Backstory: Rose Bowl's brassy Trojan general
Floating in blue southern California sky, the MetLife blimp seems to be held aloft by the hot air of mass bedlam below. Inside packed Los Angeles Coliseum, two crosstown rival football teams clash - and the crowd reacts as if the future of the free world is at stake.
Amid earsplitting sound where neither conversation nor one's own thoughts can be heard, a lone figure gestures animatedly toward the stands from a stepladder on the sidelines. He rolls his arms, lassos the air, stomps his feet. He shakes his fingers, shimmies his shoulders, pumps his fists. He bleats, barks, and snarls - apparent commands lost in the tumult. "Do NOT allow so much as a nanosecond of peace or quiet in this stadium," his cries and actions seem to say.
He is Art Bartner, and he is standing in front of the University of Southern California Trojan marching band. His carefully cultivated überconductor routine - part drill-sergeant, part mime - is the engine for one of the biggest success stories in the history of college marching bands. As he'll demonstrate on national TV Jan. 4 - when his school battles for the national championship vs. Texas in the Rose Bowl - the arm-flailing and dragon persona are all about personal excellence and school spirit. By most accounts he has achieved both in 35 years at USC - teaching students the meaning of passion and self-discipline through music, marching, and having a ball.
"Art Bartner is unquestionably one of the great elder statesmen of the American college marching band," says Mark Spede, chair of the College Band Directors National Association. He says Dr. Bartner has developed a high-energy, high-stepping style known for its free-wheeling creativity, swaying horns, versatility, and surprises. Other bands, he says, are usually bestknown for a particular style - military precision at Texas, Ohio State, or Michigan for instance, the show-style of many southern university bands, or the iconoclasm of Yale or Stanford.
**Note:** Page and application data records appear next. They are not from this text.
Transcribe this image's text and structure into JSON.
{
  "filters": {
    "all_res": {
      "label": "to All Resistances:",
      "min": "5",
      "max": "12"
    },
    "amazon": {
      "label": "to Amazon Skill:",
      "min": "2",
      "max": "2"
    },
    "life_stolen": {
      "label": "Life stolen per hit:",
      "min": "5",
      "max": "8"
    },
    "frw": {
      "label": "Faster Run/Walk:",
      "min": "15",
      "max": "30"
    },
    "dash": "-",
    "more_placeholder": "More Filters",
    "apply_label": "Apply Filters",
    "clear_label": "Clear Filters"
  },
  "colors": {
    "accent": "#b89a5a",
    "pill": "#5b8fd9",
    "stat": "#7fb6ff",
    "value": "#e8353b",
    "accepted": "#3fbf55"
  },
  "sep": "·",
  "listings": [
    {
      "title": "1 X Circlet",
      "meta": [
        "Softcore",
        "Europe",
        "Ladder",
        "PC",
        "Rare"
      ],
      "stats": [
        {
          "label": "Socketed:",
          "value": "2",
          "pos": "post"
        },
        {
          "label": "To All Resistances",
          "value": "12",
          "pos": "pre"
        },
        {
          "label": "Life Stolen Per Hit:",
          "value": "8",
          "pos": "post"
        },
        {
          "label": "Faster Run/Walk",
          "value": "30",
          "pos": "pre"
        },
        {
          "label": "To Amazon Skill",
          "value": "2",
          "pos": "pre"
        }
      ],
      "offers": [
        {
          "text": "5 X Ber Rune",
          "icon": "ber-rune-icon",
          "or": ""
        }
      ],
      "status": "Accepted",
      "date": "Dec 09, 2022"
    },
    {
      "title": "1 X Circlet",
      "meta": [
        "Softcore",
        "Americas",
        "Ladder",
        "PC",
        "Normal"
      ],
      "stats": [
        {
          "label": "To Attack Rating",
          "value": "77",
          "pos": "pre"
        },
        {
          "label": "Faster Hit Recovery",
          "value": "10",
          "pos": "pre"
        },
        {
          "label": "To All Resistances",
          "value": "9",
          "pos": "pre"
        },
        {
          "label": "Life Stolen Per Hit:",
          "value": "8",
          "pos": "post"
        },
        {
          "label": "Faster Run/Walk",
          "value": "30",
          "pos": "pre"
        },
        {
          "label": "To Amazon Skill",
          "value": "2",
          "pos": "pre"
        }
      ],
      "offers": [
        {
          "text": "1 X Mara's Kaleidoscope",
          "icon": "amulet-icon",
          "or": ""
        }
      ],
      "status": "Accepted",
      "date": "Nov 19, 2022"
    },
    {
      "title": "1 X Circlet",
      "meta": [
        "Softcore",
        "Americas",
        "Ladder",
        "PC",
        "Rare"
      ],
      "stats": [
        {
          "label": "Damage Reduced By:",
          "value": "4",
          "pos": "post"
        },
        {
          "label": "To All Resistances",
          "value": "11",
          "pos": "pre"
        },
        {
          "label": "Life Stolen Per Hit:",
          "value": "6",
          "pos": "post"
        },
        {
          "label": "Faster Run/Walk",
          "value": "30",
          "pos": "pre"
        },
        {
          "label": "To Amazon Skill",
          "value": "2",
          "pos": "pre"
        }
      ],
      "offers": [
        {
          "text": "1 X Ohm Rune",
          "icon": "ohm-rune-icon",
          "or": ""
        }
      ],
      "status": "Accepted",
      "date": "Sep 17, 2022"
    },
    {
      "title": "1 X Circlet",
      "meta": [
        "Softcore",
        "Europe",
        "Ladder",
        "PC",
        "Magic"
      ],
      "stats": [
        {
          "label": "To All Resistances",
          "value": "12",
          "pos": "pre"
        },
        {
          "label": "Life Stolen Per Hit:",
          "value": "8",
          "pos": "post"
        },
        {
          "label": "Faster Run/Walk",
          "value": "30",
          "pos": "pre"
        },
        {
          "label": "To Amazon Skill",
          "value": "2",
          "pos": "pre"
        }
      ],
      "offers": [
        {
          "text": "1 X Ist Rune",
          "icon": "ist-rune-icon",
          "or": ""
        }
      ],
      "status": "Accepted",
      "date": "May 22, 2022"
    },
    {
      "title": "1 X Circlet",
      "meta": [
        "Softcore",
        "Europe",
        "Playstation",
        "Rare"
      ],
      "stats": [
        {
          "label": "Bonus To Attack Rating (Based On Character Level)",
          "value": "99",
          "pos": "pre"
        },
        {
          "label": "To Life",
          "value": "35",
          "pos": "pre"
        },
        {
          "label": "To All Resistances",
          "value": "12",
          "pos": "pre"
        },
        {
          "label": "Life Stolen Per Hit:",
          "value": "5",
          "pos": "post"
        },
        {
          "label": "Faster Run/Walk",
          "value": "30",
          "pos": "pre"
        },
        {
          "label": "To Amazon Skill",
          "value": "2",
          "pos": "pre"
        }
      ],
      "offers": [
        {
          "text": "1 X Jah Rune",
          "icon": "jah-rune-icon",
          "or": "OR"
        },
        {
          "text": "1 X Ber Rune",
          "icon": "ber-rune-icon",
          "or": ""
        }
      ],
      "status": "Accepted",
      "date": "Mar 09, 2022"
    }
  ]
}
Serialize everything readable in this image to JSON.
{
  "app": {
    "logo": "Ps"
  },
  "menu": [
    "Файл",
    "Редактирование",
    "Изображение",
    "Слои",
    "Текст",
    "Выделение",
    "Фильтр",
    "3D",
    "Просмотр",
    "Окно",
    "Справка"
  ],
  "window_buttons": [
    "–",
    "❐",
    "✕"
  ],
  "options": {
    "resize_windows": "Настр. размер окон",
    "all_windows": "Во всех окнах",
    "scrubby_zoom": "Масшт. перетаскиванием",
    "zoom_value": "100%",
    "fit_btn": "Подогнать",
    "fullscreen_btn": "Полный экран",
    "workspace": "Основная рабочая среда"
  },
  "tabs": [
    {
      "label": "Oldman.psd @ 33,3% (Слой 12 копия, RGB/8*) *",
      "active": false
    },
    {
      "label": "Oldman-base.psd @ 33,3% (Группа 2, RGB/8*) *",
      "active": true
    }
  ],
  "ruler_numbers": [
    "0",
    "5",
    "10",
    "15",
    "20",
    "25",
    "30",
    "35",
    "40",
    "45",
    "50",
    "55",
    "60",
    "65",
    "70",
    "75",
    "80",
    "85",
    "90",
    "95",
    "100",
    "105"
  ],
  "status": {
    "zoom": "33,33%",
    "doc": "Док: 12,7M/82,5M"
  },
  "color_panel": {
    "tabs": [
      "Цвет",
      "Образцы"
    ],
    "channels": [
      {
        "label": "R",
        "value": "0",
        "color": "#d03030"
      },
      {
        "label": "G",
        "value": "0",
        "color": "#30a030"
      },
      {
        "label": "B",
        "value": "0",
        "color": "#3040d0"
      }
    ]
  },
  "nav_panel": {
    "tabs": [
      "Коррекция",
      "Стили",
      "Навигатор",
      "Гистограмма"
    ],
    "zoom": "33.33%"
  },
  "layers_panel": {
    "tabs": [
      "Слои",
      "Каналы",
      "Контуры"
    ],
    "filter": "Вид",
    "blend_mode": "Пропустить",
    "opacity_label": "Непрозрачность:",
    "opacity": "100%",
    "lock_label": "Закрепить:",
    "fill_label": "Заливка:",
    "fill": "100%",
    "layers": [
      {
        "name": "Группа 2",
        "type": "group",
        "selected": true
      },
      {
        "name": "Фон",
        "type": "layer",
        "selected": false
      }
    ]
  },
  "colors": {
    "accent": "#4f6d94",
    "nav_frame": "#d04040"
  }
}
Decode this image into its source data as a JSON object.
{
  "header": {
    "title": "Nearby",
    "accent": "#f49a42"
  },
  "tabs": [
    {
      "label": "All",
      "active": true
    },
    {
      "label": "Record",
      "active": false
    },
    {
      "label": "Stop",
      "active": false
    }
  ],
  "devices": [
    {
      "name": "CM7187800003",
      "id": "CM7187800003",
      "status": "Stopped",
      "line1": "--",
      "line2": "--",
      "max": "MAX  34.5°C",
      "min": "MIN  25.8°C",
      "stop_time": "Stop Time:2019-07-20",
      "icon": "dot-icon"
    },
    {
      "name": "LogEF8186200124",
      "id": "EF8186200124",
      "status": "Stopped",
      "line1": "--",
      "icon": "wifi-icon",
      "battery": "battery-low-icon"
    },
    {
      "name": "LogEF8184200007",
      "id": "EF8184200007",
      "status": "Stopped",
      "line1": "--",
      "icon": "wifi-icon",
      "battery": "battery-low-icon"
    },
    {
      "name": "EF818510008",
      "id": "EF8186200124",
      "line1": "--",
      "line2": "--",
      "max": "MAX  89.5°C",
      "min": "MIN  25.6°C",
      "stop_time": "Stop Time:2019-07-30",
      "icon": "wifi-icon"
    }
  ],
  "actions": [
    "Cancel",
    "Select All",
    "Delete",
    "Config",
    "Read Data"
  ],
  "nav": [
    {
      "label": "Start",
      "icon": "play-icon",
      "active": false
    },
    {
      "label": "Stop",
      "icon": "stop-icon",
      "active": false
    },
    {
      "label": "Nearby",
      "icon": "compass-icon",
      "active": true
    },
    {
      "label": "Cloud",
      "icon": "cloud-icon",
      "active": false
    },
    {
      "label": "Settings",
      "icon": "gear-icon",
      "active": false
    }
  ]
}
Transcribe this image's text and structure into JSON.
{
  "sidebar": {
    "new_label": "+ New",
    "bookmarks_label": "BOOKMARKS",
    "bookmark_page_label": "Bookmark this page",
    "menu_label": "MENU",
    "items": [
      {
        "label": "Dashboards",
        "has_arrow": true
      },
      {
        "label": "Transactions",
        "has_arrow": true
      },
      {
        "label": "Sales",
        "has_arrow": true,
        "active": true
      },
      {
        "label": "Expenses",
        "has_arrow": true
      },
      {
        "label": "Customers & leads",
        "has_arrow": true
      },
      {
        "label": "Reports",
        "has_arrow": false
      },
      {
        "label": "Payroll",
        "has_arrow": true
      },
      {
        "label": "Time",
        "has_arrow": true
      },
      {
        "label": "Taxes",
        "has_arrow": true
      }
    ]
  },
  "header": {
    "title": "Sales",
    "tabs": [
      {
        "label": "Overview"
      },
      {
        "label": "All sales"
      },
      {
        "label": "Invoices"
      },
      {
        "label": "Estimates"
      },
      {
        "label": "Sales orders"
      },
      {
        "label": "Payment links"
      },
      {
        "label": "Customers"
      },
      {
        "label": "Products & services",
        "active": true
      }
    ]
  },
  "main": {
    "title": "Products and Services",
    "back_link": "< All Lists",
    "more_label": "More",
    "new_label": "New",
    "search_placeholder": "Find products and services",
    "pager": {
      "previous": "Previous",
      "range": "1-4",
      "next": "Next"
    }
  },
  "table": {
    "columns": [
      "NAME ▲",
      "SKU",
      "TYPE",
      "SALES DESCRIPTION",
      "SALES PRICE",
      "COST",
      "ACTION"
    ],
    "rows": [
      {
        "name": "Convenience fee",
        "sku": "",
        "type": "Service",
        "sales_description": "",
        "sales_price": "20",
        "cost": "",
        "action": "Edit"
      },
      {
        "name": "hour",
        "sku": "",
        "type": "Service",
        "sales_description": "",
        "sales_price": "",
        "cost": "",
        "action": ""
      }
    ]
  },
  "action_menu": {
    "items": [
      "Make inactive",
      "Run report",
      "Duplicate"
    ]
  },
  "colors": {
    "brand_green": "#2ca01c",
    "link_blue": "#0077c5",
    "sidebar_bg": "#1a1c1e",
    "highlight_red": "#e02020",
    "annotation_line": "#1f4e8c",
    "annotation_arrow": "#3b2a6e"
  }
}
Bartner's Trojans do it all.
Bartner will perform on the sidelines and on field in the Rose Bowl.